- Once you isolate a particular ingredient, imagine eating that ingredient by itself without anything added to or mixed with it. Imagine eating a bag of sugar, a bag of flour, a pound of butter. Could you eat none of it, some of it, or all of it? Clearly what you could eat all of is a binge ingredient. What you could eat some of may be a binge ingredient. What you could eat none of may not be a binge ingredient. Be honest with yourself.
- Do you generally eat foods that have been livened up with sauces or gravies or condiments that contain sugar, or flour, or fat, or a combination of those? Is taste an issue with you?
Given your list of foods, are there particular textures (smooth, crunchy, chewy) that seem to be common to some of them?

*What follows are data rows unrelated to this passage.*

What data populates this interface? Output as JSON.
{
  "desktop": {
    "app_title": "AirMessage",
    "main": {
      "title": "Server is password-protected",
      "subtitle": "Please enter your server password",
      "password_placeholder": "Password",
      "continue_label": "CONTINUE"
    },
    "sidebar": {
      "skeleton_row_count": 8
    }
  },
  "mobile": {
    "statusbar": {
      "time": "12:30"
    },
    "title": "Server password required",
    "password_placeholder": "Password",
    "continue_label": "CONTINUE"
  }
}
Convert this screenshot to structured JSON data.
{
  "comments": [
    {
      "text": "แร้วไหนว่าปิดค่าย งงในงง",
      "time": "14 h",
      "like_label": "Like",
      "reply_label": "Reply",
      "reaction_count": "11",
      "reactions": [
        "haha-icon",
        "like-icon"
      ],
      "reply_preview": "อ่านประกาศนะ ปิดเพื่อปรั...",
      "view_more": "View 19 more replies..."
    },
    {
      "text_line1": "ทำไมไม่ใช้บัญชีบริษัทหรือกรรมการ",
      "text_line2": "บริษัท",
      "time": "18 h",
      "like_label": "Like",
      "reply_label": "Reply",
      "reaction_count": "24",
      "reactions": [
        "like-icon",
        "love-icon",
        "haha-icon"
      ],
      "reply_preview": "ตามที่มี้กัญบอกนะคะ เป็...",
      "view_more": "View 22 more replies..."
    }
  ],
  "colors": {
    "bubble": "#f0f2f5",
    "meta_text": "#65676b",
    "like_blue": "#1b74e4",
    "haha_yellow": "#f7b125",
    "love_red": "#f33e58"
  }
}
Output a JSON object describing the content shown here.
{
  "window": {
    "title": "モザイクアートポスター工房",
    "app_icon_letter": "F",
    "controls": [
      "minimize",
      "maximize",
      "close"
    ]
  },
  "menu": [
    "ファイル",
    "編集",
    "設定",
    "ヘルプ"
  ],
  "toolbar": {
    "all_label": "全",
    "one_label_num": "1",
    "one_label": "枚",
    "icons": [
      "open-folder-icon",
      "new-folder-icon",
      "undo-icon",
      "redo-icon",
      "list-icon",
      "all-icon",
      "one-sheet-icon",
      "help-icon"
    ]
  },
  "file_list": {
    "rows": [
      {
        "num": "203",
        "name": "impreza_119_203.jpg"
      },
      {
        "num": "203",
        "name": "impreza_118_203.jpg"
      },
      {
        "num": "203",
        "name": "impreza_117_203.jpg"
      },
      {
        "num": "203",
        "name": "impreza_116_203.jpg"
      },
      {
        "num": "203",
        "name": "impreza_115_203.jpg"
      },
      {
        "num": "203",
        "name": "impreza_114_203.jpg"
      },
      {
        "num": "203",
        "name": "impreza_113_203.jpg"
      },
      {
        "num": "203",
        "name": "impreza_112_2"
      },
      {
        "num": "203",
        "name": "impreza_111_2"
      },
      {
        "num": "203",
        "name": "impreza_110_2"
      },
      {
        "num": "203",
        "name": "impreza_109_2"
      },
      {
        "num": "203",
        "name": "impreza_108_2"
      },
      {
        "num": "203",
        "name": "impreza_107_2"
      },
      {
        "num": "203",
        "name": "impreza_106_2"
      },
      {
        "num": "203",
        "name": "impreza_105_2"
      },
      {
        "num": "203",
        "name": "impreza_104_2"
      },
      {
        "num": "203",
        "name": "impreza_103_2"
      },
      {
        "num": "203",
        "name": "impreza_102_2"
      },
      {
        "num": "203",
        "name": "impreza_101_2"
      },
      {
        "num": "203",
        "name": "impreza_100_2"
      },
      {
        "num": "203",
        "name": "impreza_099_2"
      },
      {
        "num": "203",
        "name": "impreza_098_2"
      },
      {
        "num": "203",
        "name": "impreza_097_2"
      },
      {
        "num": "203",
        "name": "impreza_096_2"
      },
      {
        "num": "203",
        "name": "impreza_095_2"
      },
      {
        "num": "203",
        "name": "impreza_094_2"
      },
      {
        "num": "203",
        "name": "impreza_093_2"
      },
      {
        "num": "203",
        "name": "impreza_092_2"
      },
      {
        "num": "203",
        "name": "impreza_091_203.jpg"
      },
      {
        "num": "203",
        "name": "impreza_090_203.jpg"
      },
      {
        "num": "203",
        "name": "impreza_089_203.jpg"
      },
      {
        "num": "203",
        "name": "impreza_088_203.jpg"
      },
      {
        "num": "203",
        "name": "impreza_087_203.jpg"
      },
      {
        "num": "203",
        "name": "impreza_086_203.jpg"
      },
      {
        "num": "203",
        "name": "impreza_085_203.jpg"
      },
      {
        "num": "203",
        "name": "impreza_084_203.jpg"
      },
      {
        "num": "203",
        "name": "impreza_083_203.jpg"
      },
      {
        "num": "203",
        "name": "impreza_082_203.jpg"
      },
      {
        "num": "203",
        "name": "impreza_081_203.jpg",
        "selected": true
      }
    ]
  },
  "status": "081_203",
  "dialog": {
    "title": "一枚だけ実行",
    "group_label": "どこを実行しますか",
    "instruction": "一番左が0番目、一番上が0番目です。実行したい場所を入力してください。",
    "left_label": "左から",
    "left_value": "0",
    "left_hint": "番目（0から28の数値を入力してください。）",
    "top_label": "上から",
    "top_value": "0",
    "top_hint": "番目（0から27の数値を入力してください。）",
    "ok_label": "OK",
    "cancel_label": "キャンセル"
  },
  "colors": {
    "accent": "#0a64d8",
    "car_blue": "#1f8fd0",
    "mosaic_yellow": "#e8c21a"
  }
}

Given your list of foods, are there particular times or situations (stressful, for instance), when one kind of food predominates over other kinds of food?
FIGURING OUT YOUR BINGE EATING BEHAVIORS (ingrained and volume issues):
- Are there particular chewing behaviors you notice?
- Do you need to chew all the time?
- Have you had a lot of dental work because you grind your teeth or chew a lot?
- Are there particular textures that seem to be common?
- Are there particular times you seem to overeat ANY kinds of food, not just your binge foods?
- Are there particular situations where you seem to overeat ANY kinds of food, not just your binge foods?
- Can you leave something on your plate or do you have to eat it all?
- Do you have any way of knowing, whether or not you ever pay attention to it, when your body really doesnít need any more?
- Is there any eating behavior always leading to overeating that you just canít imagine giving up?
- Do you need to feel filled all the way up?
After you answer all these questions, you will be able to make a list of foods, food ingredients, and eating behaviors that you know, deep in your heart, cause you uncontrollable cravings.
These will be the beginnings of a plan of eating. You will have to find a clear way to abstain from eating those foods, food ingredients, or indulging in those eating behaviors. Weíll discuss this in more detail in the next two weeks. Clearly, to find a way to abstain from all those things requires some thought. It also requires the hope (found in Step Two) that within a reasonable period of time after beginning to abstain from all those things, you won't want to return to them. You will have freedom from the bondage of food.
If you want, you can abstain from these starting now, but Iím going to suggest that if youíre just starting the Steps for the first time, wait until our discussion of Step Two before you adopt a plan of eating. Step One is all about Powerlessness and Despair. Step Two is all about Power and Hope.
See you next week!
Your Step Study Leader